The goal of our session is to explore basic circuit mechanisms that lead to successful memory encoding, maintenance, and retrieval, and how these processes break down across neurological disorders. Memory deficits are a hallmark of several neurological disorders including Alzheimer’s disease and epilepsy and understanding the specific mechanisms that contribute to cognitive deficits can provide new insight into basic memory processes and also lead to new circuit therapeutics. Our session will focus primarily on rodent models of memory and neurological disorders and will span many levels of investigation including behavioral, cellular, and molecular approaches.

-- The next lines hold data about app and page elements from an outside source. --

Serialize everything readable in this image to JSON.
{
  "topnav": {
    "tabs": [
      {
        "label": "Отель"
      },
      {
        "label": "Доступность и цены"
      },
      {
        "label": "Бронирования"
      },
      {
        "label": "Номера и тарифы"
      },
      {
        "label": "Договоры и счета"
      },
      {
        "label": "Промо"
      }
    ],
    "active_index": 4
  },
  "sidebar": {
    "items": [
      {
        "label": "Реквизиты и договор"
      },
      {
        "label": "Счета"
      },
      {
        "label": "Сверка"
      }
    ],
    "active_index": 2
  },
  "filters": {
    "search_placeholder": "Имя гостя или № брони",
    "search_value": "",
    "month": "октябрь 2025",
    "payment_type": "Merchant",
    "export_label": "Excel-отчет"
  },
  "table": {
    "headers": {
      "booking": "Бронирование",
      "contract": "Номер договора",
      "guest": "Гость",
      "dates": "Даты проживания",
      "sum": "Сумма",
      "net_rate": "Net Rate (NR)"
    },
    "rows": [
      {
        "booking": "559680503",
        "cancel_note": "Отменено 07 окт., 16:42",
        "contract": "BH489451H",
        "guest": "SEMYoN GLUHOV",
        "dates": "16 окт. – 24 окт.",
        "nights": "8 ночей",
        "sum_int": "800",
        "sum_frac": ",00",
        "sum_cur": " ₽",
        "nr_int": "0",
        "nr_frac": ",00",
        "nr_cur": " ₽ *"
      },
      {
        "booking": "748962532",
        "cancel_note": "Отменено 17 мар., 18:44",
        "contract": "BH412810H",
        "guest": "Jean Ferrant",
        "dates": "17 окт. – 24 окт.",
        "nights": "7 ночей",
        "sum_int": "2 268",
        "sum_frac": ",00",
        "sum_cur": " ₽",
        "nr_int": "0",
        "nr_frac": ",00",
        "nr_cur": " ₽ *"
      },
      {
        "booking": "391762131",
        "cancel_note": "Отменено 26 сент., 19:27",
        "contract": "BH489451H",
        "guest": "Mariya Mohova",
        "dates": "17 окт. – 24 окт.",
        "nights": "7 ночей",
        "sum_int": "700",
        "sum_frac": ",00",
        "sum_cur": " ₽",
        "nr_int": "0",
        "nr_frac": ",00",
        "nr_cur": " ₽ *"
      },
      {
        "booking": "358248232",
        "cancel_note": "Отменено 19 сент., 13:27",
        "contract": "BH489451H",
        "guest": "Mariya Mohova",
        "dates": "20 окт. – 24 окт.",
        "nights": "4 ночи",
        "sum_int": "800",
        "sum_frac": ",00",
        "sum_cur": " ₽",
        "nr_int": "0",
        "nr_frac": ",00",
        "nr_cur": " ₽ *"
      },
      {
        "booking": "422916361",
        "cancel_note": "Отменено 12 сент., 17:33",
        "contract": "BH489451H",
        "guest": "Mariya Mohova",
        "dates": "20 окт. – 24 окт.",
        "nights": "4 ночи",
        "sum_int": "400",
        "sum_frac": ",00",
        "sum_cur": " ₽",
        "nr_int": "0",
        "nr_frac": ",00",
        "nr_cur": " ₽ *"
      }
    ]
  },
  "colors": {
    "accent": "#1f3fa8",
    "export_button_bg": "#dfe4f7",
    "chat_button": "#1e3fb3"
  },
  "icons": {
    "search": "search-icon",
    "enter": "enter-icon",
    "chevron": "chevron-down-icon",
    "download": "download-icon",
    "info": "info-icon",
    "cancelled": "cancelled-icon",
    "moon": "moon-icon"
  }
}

Together, our speakers have expertise in imaging, electrophysiology, transcription profiling, and have recent work focusing on how memory mechanisms break down in Alzheimer’s disease and/or epilepsy.

Session 8 (8-10pm): Trauma Altered Neurobiology: A detailed perspective on how trauma alters the brain
Chair: Kevin Sattler

Kevin Sattler – University of Utah
Kerry Ressler – McLean Hospital; Harvard Medical School
Beka Stecky – Columbia University
Rebekah Rashford – Princeton University

While Posttraumatic Stress Disorder (PTSD) was not added to the Diagnostic and Statistical Manual of Mental Disorders until 1980, trauma related disorders have been discussed in literature since the Epic of Gilgamesh. Although trauma-related symptoms have existed as long as humanity, we still have a relatively poor understanding of how a traumatic experience can lead to a diverse set of negative behavioral phenotypes. Some of the most common symptoms of trauma-related disorders include inappropriately enhanced fear responses, avoidance behaviors, altered memory, changes in social behavior, and unwarranted increases in aggression, however the neuronal circuitry underlying these diverse changes in behavior have not yet been elucidated. Here, we aim to discuss the processes by which the brain responds to extreme stress, including early life stress and epigenetic inheritance (Dr. Mansuy), increased vulnerability to develop trauma-related disorders (Dr. Rajbhandari), specific neural circuits underlying individual trauma-altered behaviors (Kevin Sattler), and the transection between animal model research and translational research leading to improved healthcare outcomes (Dr. Ressler). We would like to use this session to lead a dialogue about what we do understand about trauma processing and what we can do as scientists to lead to real change regarding the perception of trauma related health disorders.